During a period in which county team managers in both football and hurling are abdicating their posts with unprecedented frequency, Antrim are raising the bar in terms of stability, confidence and spirit.
Scarcely had Enda McGinley and Stephen O’Neill vacated their managerial roles with the county football side than ex-Meath boss Andy McEntee was being ushered into the hotseat.
And even before speculation began to swirl in relation to the future of hurling manager Darren Gleeson, the county board moved smartly to secure his signature on a further two-year deal with the option of a third year.
It’s hardly coincidental that given this backdrop of urgency and positivity, players from both codes in the Saffron County are already beginning to get fired up for the 2023 campaign.
With the hurlers having won the coveted Joe McDonagh Cup in 2020 and again this year in addition to securing their place in the Leinster Championship round robin series next year, skipper Eoghan Campbell makes it abundantly clear just why it is all systems go again.
“Since Darren arrived in the latter part of 2019, there has been a level of professionalism brought to Antrim hurling,” maintained Campbell.
“From a strength and conditioning perspective, we have Brendan Murphy in with us. It was there before but you could nearly have picked and chosen when you went.
“Now there are individualised sessions, rehab sessions, recovery sessions and all are tailored for the players’ needs.
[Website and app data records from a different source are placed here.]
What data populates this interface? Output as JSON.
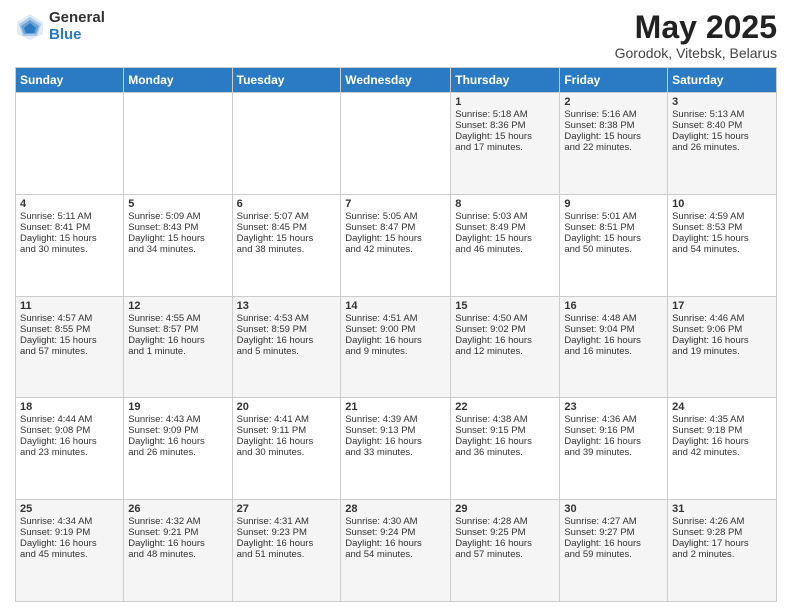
{
  "header": {
    "logo_general": "General",
    "logo_blue": "Blue",
    "month_title": "May 2025",
    "subtitle": "Gorodok, Vitebsk, Belarus"
  },
  "days_of_week": [
    "Sunday",
    "Monday",
    "Tuesday",
    "Wednesday",
    "Thursday",
    "Friday",
    "Saturday"
  ],
  "weeks": [
    [
      {
        "day": "",
        "info": ""
      },
      {
        "day": "",
        "info": ""
      },
      {
        "day": "",
        "info": ""
      },
      {
        "day": "",
        "info": ""
      },
      {
        "day": "1",
        "info": "Sunrise: 5:18 AM\nSunset: 8:36 PM\nDaylight: 15 hours\nand 17 minutes."
      },
      {
        "day": "2",
        "info": "Sunrise: 5:16 AM\nSunset: 8:38 PM\nDaylight: 15 hours\nand 22 minutes."
      },
      {
        "day": "3",
        "info": "Sunrise: 5:13 AM\nSunset: 8:40 PM\nDaylight: 15 hours\nand 26 minutes."
      }
    ],
    [
      {
        "day": "4",
        "info": "Sunrise: 5:11 AM\nSunset: 8:41 PM\nDaylight: 15 hours\nand 30 minutes."
      },
      {
        "day": "5",
        "info": "Sunrise: 5:09 AM\nSunset: 8:43 PM\nDaylight: 15 hours\nand 34 minutes."
      },
      {
        "day": "6",
        "info": "Sunrise: 5:07 AM\nSunset: 8:45 PM\nDaylight: 15 hours\nand 38 minutes."
      },
      {
        "day": "7",
        "info": "Sunrise: 5:05 AM\nSunset: 8:47 PM\nDaylight: 15 hours\nand 42 minutes."
      },
      {
        "day": "8",
        "info": "Sunrise: 5:03 AM\nSunset: 8:49 PM\nDaylight: 15 hours\nand 46 minutes."
      },
      {
        "day": "9",
        "info": "Sunrise: 5:01 AM\nSunset: 8:51 PM\nDaylight: 15 hours\nand 50 minutes."
      },
      {
        "day": "10",
        "info": "Sunrise: 4:59 AM\nSunset: 8:53 PM\nDaylight: 15 hours\nand 54 minutes."
      }
    ],
    [
      {
        "day": "11",
        "info": "Sunrise: 4:57 AM\nSunset: 8:55 PM\nDaylight: 15 hours\nand 57 minutes."
      },
      {
        "day": "12",
        "info": "Sunrise: 4:55 AM\nSunset: 8:57 PM\nDaylight: 16 hours\nand 1 minute."
      },
      {
        "day": "13",
        "info": "Sunrise: 4:53 AM\nSunset: 8:59 PM\nDaylight: 16 hours\nand 5 minutes."
      },
      {
        "day": "14",
        "info": "Sunrise: 4:51 AM\nSunset: 9:00 PM\nDaylight: 16 hours\nand 9 minutes."
      },
      {
        "day": "15",
        "info": "Sunrise: 4:50 AM\nSunset: 9:02 PM\nDaylight: 16 hours\nand 12 minutes."
      },
      {
        "day": "16",
        "info": "Sunrise: 4:48 AM\nSunset: 9:04 PM\nDaylight: 16 hours\nand 16 minutes."
      },
      {
        "day": "17",
        "info": "Sunrise: 4:46 AM\nSunset: 9:06 PM\nDaylight: 16 hours\nand 19 minutes."
      }
    ],
    [
      {
        "day": "18",
        "info": "Sunrise: 4:44 AM\nSunset: 9:08 PM\nDaylight: 16 hours\nand 23 minutes."
      },
      {
        "day": "19",
        "info": "Sunrise: 4:43 AM\nSunset: 9:09 PM\nDaylight: 16 hours\nand 26 minutes."
      },
      {
        "day": "20",
        "info": "Sunrise: 4:41 AM\nSunset: 9:11 PM\nDaylight: 16 hours\nand 30 minutes."
      },
      {
        "day": "21",
        "info": "Sunrise: 4:39 AM\nSunset: 9:13 PM\nDaylight: 16 hours\nand 33 minutes."
      },
      {
        "day": "22",
        "info": "Sunrise: 4:38 AM\nSunset: 9:15 PM\nDaylight: 16 hours\nand 36 minutes."
      },
      {
        "day": "23",
        "info": "Sunrise: 4:36 AM\nSunset: 9:16 PM\nDaylight: 16 hours\nand 39 minutes."
      },
      {
        "day": "24",
        "info": "Sunrise: 4:35 AM\nSunset: 9:18 PM\nDaylight: 16 hours\nand 42 minutes."
      }
    ],
    [
      {
        "day": "25",
        "info": "Sunrise: 4:34 AM\nSunset: 9:19 PM\nDaylight: 16 hours\nand 45 minutes."
      },
      {
        "day": "26",
        "info": "Sunrise: 4:32 AM\nSunset: 9:21 PM\nDaylight: 16 hours\nand 48 minutes."
      },
      {
        "day": "27",
        "info": "Sunrise: 4:31 AM\nSunset: 9:23 PM\nDaylight: 16 hours\nand 51 minutes."
      },
      {
        "day": "28",
        "info": "Sunrise: 4:30 AM\nSunset: 9:24 PM\nDaylight: 16 hours\nand 54 minutes."
      },
      {
        "day": "29",
        "info": "Sunrise: 4:28 AM\nSunset: 9:25 PM\nDaylight: 16 hours\nand 57 minutes."
      },
      {
        "day": "30",
        "info": "Sunrise: 4:27 AM\nSunset: 9:27 PM\nDaylight: 16 hours\nand 59 minutes."
      },
      {
        "day": "31",
        "info": "Sunrise: 4:26 AM\nSunset: 9:28 PM\nDaylight: 17 hours\nand 2 minutes."
      }
    ]
  ]
}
Everyone has bought into the set-up, that’s for sure.”
With another campaign in Division One of the Allianz League beckoning, Antrim will be pitting their skills against some of the more elite sides, something which manager Gleeson is looking forward to with particular relish.
“It’s only by playing against quality opponents that a team can improve. The players have been learning as we have moved along and that has paid off for them with two trophies in three years,” insisted Gleeson.
New football manager McEntee has already immersed himself in the senior County Championship, in which there are some particularly attractive games on the horizon. Antrim will participate in Division Three of the League next year and McEntee is keen to see his team mount a drive for promotion.
“I have been hugely impressed with Antrim’s facilities and indeed with the attitude of the county board in relation to what they are trying to achieve. With the Casement Park project now very much in vogue, it makes for an exciting future,” stated McEntee.
“I think that Enda McGinley and Stephen O’Neill did a lot of heavy lifting with regard to the football team and now there is a level of expectation going forward.”
Meanwhile, former Tyrone All-Ireland-winning skipper Peter Canavan and current Derry captain Chrissy McKaigue, who led the team into the All-Ireland Semi-Finals this year, will be among the speakers at a forum next week in relation to the
redevelopment of Casement Park.
The event will take place at the ‘Wolf and Whistle’ in Andersonstown and will also feature two global authorities on sports stadia in Professor Tony Stephens and Julian Jenkins, both of whom are from Wales.
Entitled ‘Realising the Vision and Delivering the Dream’, the forum is expected to focus on the sporting, community and economic benefits the new-look stadium will bring.
It is understood that while the work of refurbishing the stadium is being undertaken, a concerted drive will be made to ensure that GAA players and supporters, local residents, cultural bodies and business leaders are kept abreast of developments.